Where have those days gone?
In some ways, having authored three books, I’m more a writer than I was then. But the irony is that I feel like I’m not able to write like I used to, at least not write with space for boundless creativity to romp and play. Today, I may be publishing lots of words, but sometimes they can feel like the dubious effort of trying to wring more water from a desiccated sponge. What I regret is the why that I’m losing hold of, this joy of building the castles (as you wrote in your last letter) even if the tide carries them away.
When I first set out to write, I felt like I was committing myself the simple practice of paying attention.To write was to practice seeing—and seeing seemed so necessary to loving. I didn’t have grand aspirations to move my readers, to teach them, even to make them remember me. No, I just wanted wider eyes and razor sharp words to get the images down. The writing was as much for me as anyone else. But now, the only people I seem to be writing for is others. Is that a necessity, a maturity—or a loss?

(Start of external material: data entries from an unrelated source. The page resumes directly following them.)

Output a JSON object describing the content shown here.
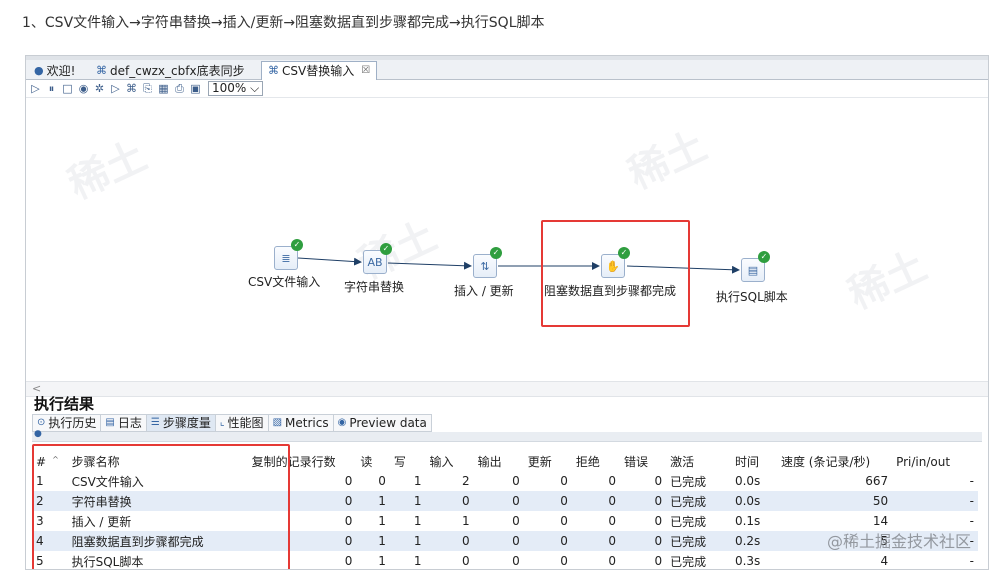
{
  "heading": "1、CSV文件输入→字符串替换→插入/更新→阻塞数据直到步骤都完成→执行SQL脚本",
  "tabs": [
    {
      "icon": "kettle-icon",
      "label": "欢迎!"
    },
    {
      "icon": "job-icon",
      "label": "def_cwzx_cbfx底表同步"
    },
    {
      "icon": "transform-icon",
      "label": "CSV替换输入",
      "close": "☒"
    }
  ],
  "toolbar": {
    "zoom": "100%",
    "zoom_caret": "⌵"
  },
  "scroll_left": "<",
  "nodes": [
    {
      "label": "CSV文件输入",
      "glyph": "≣"
    },
    {
      "label": "字符串替换",
      "glyph": "AB"
    },
    {
      "label": "插入 / 更新",
      "glyph": "⇅"
    },
    {
      "label": "阻塞数据直到步骤都完成",
      "glyph": "✋"
    },
    {
      "label": "执行SQL脚本",
      "glyph": "▤"
    }
  ],
  "results": {
    "title": "执行结果",
    "tabs": [
      {
        "icon": "history-icon",
        "label": "执行历史"
      },
      {
        "icon": "log-icon",
        "label": "日志"
      },
      {
        "icon": "metrics-icon",
        "label": "步骤度量"
      },
      {
        "icon": "perf-chart-icon",
        "label": "性能图"
      },
      {
        "icon": "metrics-doc-icon",
        "label": "Metrics"
      },
      {
        "icon": "eye-icon",
        "label": "Preview data"
      }
    ],
    "columns": [
      "#",
      "步骤名称",
      "复制的记录行数",
      "读",
      "写",
      "输入",
      "输出",
      "更新",
      "拒绝",
      "错误",
      "激活",
      "时间",
      "速度 (条记录/秒)",
      "Pri/in/out"
    ],
    "rows": [
      [
        "1",
        "CSV文件输入",
        "0",
        "0",
        "1",
        "2",
        "0",
        "0",
        "0",
        "0",
        "已完成",
        "0.0s",
        "667",
        "-"
      ],
      [
        "2",
        "字符串替换",
        "0",
        "1",
        "1",
        "0",
        "0",
        "0",
        "0",
        "0",
        "已完成",
        "0.0s",
        "50",
        "-"
      ],
      [
        "3",
        "插入 / 更新",
        "0",
        "1",
        "1",
        "1",
        "0",
        "0",
        "0",
        "0",
        "已完成",
        "0.1s",
        "14",
        "-"
      ],
      [
        "4",
        "阻塞数据直到步骤都完成",
        "0",
        "1",
        "1",
        "0",
        "0",
        "0",
        "0",
        "0",
        "已完成",
        "0.2s",
        "5",
        "-"
      ],
      [
        "5",
        "执行SQL脚本",
        "0",
        "1",
        "1",
        "0",
        "0",
        "0",
        "0",
        "0",
        "已完成",
        "0.3s",
        "4",
        "-"
      ]
    ]
  },
  "watermark": "@稀土掘金技术社区",
  "colors": {
    "highlight": "#e53935",
    "success": "#2f9e3f",
    "row_alt": "#e4ecf7"
  }
}
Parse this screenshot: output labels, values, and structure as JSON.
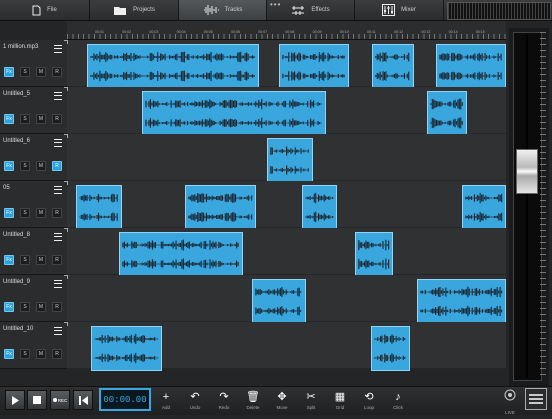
{
  "topbar": {
    "tabs": [
      {
        "label": "File",
        "icon": "file-icon"
      },
      {
        "label": "Projects",
        "icon": "folder-icon"
      },
      {
        "label": "Tracks",
        "icon": "waveform-icon",
        "active": true
      },
      {
        "label": "Effects",
        "icon": "effects-icon"
      },
      {
        "label": "Mixer",
        "icon": "mixer-icon"
      }
    ]
  },
  "ruler": {
    "ticks": [
      "00:01",
      "00:02",
      "00:03",
      "00:04",
      "00:05",
      "00:06",
      "00:07",
      "00:08",
      "00:09",
      "00:10",
      "00:11",
      "00:12",
      "00:13",
      "00:14",
      "00:15"
    ]
  },
  "tracks": [
    {
      "name": "1 million.mp3",
      "buttons": [
        "Fx",
        "S",
        "M",
        "R"
      ],
      "on": [
        0
      ]
    },
    {
      "name": "Untitled_5",
      "buttons": [
        "Fx",
        "S",
        "M",
        "R"
      ],
      "on": [
        0
      ]
    },
    {
      "name": "Untitled_6",
      "buttons": [
        "Fx",
        "S",
        "M",
        "R"
      ],
      "on": [
        0,
        3
      ]
    },
    {
      "name": "05",
      "buttons": [
        "Fx",
        "S",
        "M",
        "R"
      ],
      "on": [
        0
      ]
    },
    {
      "name": "Untitled_8",
      "buttons": [
        "Fx",
        "S",
        "M",
        "R"
      ],
      "on": [
        0
      ]
    },
    {
      "name": "Untitled_9",
      "buttons": [
        "Fx",
        "S",
        "M",
        "R"
      ],
      "on": [
        0
      ]
    },
    {
      "name": "Untitled_10",
      "buttons": [
        "Fx",
        "S",
        "M",
        "R"
      ],
      "on": [
        0
      ]
    }
  ],
  "transport": {
    "timecode": "00:00.00",
    "record_label": "REC"
  },
  "tools": [
    "Add",
    "Undo",
    "Redo",
    "Delete",
    "Move",
    "Split",
    "Grid",
    "Loop",
    "Click"
  ],
  "right": {
    "live_label": "LIVE"
  },
  "colors": {
    "accent": "#3aa6de",
    "background": "#232526"
  }
}
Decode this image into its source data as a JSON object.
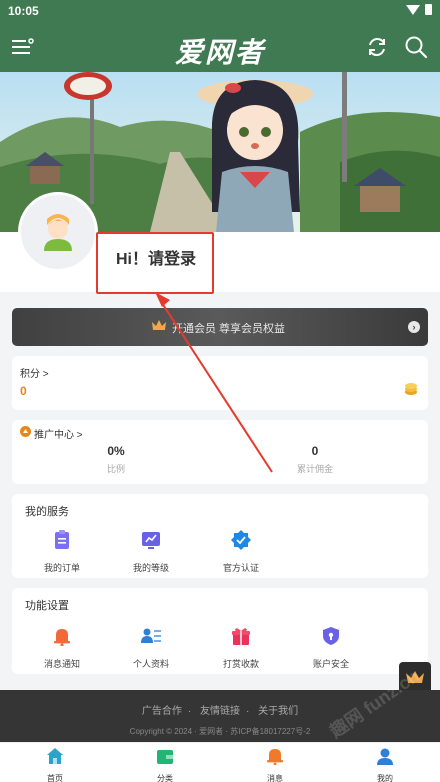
{
  "status": {
    "time": "10:05"
  },
  "app": {
    "title": "爱网者"
  },
  "profile": {
    "login_text": "Hi！请登录"
  },
  "vip": {
    "label": "开通会员 尊享会员权益"
  },
  "points": {
    "label": "积分 >",
    "value": "0"
  },
  "promotion": {
    "label": "推广中心 >",
    "ratio_value": "0%",
    "ratio_label": "比例",
    "commission_value": "0",
    "commission_label": "累计佣金"
  },
  "services": {
    "title": "我的服务",
    "items": [
      {
        "label": "我的订单",
        "icon": "clipboard-icon"
      },
      {
        "label": "我的等级",
        "icon": "chart-icon"
      },
      {
        "label": "官方认证",
        "icon": "verified-icon"
      }
    ]
  },
  "settings": {
    "title": "功能设置",
    "items": [
      {
        "label": "消息通知",
        "icon": "bell-icon"
      },
      {
        "label": "个人资料",
        "icon": "profile-card-icon"
      },
      {
        "label": "打赏收款",
        "icon": "gift-icon"
      },
      {
        "label": "账户安全",
        "icon": "shield-icon"
      }
    ]
  },
  "footer": {
    "links": [
      "广告合作",
      "友情链接",
      "关于我们"
    ],
    "copyright": "Copyright © 2024 · 爱网者 · 苏ICP备18017227号-2"
  },
  "tabs": [
    {
      "label": "首页",
      "icon": "home-icon"
    },
    {
      "label": "分类",
      "icon": "wallet-icon"
    },
    {
      "label": "消息",
      "icon": "bell-icon"
    },
    {
      "label": "我的",
      "icon": "user-icon"
    }
  ],
  "watermark": "趣网 funz.cn",
  "colors": {
    "primary": "#3f7a52",
    "accent": "#e8861a",
    "annotation": "#e53b2d",
    "blue": "#1e88e5"
  }
}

I’ve been recently thinking of an essay on aging that I want to write. It’s just the kind of paying attention I long to do, but I’m worried that there’s going to be no time to write it. For now, at least, I’ve got “aging essay” scribbled down in a new page of my working journal where I’ve made three columns at the top: NO/YES/WISH I COULD. It’s there in the third column, glaring at me. But at least it’s there, unforgotten, reminding me that as soon as I’m ready to get serious about it, I can make the space for moving it just over one column. (Maybe after March 1?)
At the event yesterday, I was speaking alongside Tish Harrison Warren, whose wonderful book, Liturgy of the Ordinary, was a source of rich conversation throughout the day. At one of the panel discussions, someone had stood up to ask what she meant by the term “vocational holiness” in one of her chapters. I’d read her book but forgotten this phrase. It rolled around in my head for the rest of the day, making me wonder if some of my own vocational holiness wasn’t just about meeting deadlines but about creating time for the “wish I could” assignments—the castles I’d like to build. Something about this seems incredibly necessary to nurturing the joy of my writing vocation.
And isn’t holiness about joy? I think so.
I fear I’ve rambled long in this letter and sounded a little whiny. Forgive me! I promise to send you something of my father’s writing when I find it again. In all the moving we’ve done in the past two years, it’s been banished to storage as we’ve made room for more needful things. I’d love to know what you make of the phrase, “vocational holiness” (if it doesn’t sound too dour to consider). And what sustains your joy in this work?
What began as a Twitter conversation between two writers on creative work and family life has become an exchange of letters. Here is a list of our prior letters for Postmarked: